"Q. And he never gave you a signed, endorsed stock certificate, did he?

"A. No, sir."

The trial court directed a verdict for International Wood on the ground that there was no consideration for International Wood's promise to issue the stock to Kelsoe. It is a well-settled general rule that consideration is an essential element of, and is necessary to the enforceability or validity of, a contract. 17A Am.Jur.2d Contracts § 117 (1991). It is generally stated that in order to constitute consideration for a promise, there must have been an act, a forbearance, a detriment, or a destruction of a legal right, or a return promise, bargained for and given in exchange for the promise. Smoyer v. Birmingham Area Chamber of Commerce, 517 So. 2d 585 (Ala.1987); 17A Am.Jur.2d, supra, § 113. The undisputed evidence here shows that International Wood's promise to issue the stock to Kelsoe was gratuitous in nature and was prompted only by Kelsoe's past favorable job performance. As such, International Wood's promise was without consideration and created no legally enforceable contract right. 17A Am.Jur.2d, supra, § 162; Kelley v. Spencer, 213 Ala. 612, 105 So. 802 (1925); see, also, 1 Williston on Contracts § 142 (3d ed. 1957); Corbin on Contracts § 114 (1963); J. Calamari and J. Perillo, Contracts § 4-2 (2d ed. 1977).

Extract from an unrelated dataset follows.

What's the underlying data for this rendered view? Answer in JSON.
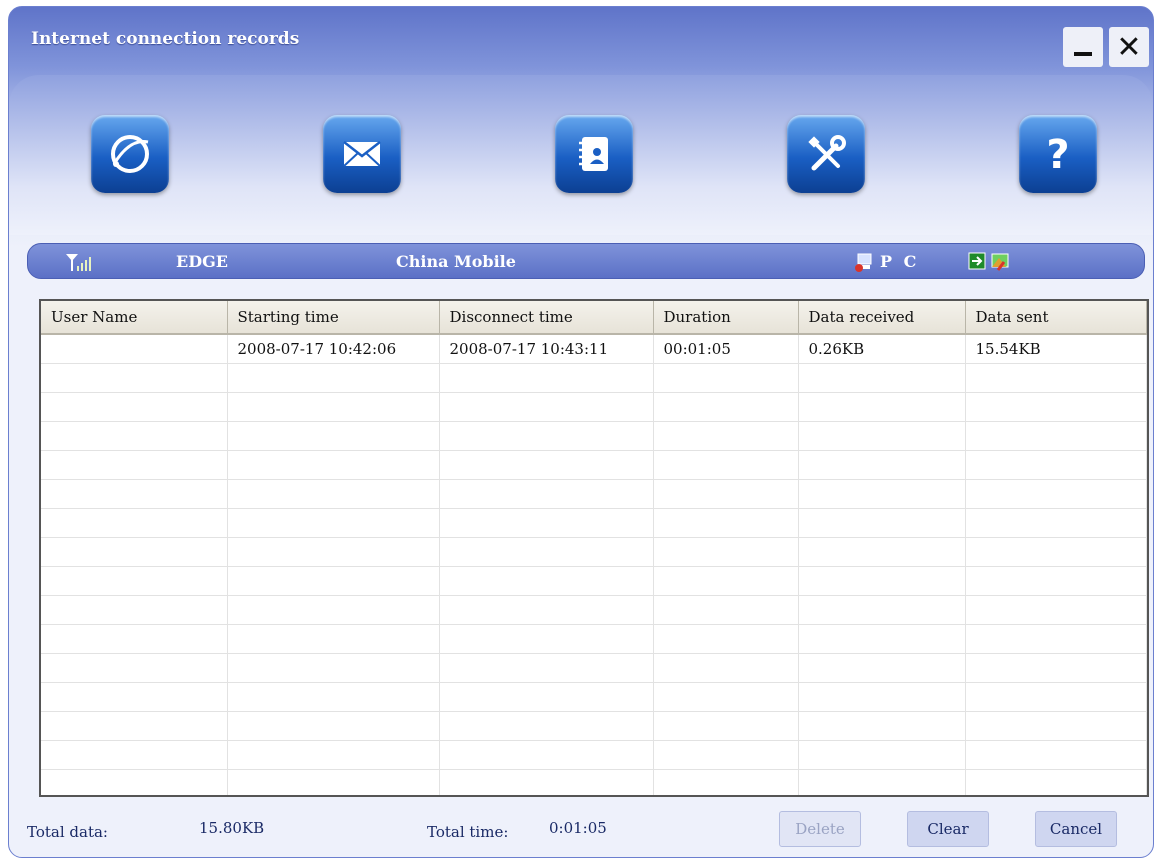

For the foregoing reasons, the directed verdict for International Wood was proper.




[1] A second issue raised by Kelsoe concerned whether the trial court had erred to reversal in instructing the jury that a certain document in evidence was not "legal and binding." However, because Kelsoe did not object to this instruction until after the jury had returned its verdict, we cannot reach this issue. Rule 51, Ala.R.Civ.P.